We're pretty sure that this story in the Silverton Standard from January of 1890 was meant to scare people.
But as is the case with a lot of these old pieces, they actually do a great job of selling us on the amazing effects of cannabis.
Even if they aren't exactly accurate.
A few things we learned from this informative piece:
• Marijuana's effects are geographically determined. If you're in Turkey, you're going to have a pleasant buzz. If you're in the West, you're not going to like it very much at all.
• Marijuana was given to soldiers to "destroy their fear and fill them with supernatural frenzy."
• Turkish people love weed.
• "It often brings hallucinations the reverse of pleasant"
The article goes on to tell five cautionary tales. The first is about a woman who thought her body was split into two. The lower half ran off and she couldn't figure out how to get it back. Eventually she passed out and all was okay the next day.
The second story features a "Mrs. R," who thought her toes were leaving her body one by one. Then her legs left. Then her fingers, arms and body, until all that was left was her heart. She then woke up. From a dream. And that seems to be the biggest fear the piece cites: that you'll have a slightly fucked-up dream.
"These dreams were undoubtedly terrible on account of the innate fear of death," the author writes.

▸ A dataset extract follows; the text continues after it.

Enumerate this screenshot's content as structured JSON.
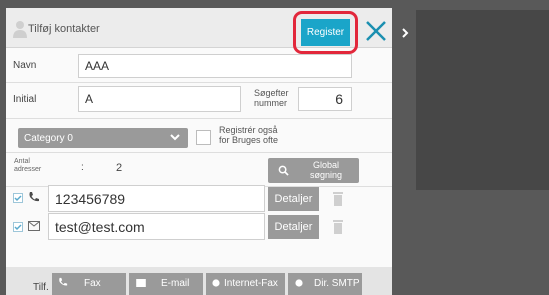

The third story tells about a man who walked ten miles and met with friends along the way but had no recollection of how he had ended up across town by the time his journey was finished. Oh, the horror. The fourth story is similar, though the man couldn't determine distance and had to be helped out of the street by passersby. Neither story gives names, dates or locations for the incidents.
The finest story, however, comes from a doctor who used herb to get rid of a headache. We've reproduced it below for you fine people. Enjoy.
For more Colorado cannabis history, check out our Cannabis Time Capsule archive.